Chapter 3 What Works with Forensic Patients with Personality Disorder? Integrating the Literature on Personality Disorder, Correctional Programmes and Psychopathy 35
Phil Willmot and Amanda Tetley

Chapter 4 Assessing Personality Disorder in Forensic Settings 49
Phil Willmot

Chapter 5 A Treatment Pathway for High Security Offenders with a Personality Disorder 66
Sue Evershed

Section 3: The Therapeutic Relationship 91

Chapter 6 Attachment Theory and the Therapeutic Relationship in the Treatment of Personality Disorder 93
Louise Sainsbury

Chapter 7 Therapeutic Style and Adapting Approaches to Therapy 115
Kerry Beckley

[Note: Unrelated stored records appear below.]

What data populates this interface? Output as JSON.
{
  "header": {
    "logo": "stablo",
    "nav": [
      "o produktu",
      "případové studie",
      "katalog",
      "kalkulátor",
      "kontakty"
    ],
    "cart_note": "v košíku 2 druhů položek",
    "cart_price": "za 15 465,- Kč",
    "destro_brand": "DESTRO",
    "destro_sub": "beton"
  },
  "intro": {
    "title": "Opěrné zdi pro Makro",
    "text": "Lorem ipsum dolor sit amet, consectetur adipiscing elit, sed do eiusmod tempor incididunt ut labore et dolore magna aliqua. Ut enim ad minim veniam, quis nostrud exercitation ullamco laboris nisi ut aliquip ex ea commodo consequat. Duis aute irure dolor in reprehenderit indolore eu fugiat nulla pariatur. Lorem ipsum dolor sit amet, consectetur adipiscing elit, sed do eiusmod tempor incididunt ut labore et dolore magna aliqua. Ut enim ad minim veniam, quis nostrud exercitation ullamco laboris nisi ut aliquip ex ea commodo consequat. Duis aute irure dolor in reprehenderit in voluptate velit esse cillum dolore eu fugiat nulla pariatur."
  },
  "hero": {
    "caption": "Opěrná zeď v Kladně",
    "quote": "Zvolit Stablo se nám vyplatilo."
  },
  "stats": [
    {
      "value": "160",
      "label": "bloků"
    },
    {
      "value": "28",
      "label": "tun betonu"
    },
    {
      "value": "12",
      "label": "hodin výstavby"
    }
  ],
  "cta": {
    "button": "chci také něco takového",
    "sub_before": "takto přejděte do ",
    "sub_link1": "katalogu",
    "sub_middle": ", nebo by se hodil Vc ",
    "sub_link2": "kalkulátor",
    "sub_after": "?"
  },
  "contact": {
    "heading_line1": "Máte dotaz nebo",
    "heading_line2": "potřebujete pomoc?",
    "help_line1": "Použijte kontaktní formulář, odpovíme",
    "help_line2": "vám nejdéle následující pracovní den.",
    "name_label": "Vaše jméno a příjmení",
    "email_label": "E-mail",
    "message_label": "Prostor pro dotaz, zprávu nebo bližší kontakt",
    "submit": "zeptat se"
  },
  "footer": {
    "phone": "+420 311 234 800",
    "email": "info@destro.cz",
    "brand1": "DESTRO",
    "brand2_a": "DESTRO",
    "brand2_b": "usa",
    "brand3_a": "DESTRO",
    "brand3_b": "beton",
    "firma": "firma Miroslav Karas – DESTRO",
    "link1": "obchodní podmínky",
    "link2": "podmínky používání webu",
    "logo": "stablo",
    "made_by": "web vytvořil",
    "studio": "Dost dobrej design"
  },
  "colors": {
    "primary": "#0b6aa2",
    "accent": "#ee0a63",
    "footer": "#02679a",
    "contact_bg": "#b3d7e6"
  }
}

Chapter 8 The Grey Areas of Boundary Issues When Working with Forensic Patients Who Have a Personality Disorder 127
Sue Evershed

Chapter 9 One Patient’s Therapeutic Journey 147
‘James’ and Louise Sainsbury

Section 4: Supporting and Developing the Therapeutic Workforce 157

Chapter 10 Therapists’ Experiences of Therapy 159
Neil Gordon, Kerry Beckley and Graham Lowings

Chapter 11 Making Sense of Interpersonal Dynamics: A Schema Focused Approach 172
Kerry Beckley

Chapter 12 The Importance of Systemic Workforce Development in High Secure Settings 188
Andrea Milligan and Neil Gordon

Chapter 13 Establishing a Supervision Culture for Clinicians Working with Personality Disordered Offenders in a High Secure Hospital 200
Andrea Daykin and Neil Gordon

Section 5: Outcomes 211

Chapter 14 An Individual Approach to Assessing Change 213
Jason Davies

Chapter 15 Patient Experiences of Therapeutic and Anti-therapeutic Processes 232
Phil Willmot

Chapter 16 Looking to the Future 243
Neil Gordon and Phil Willmot

Index 247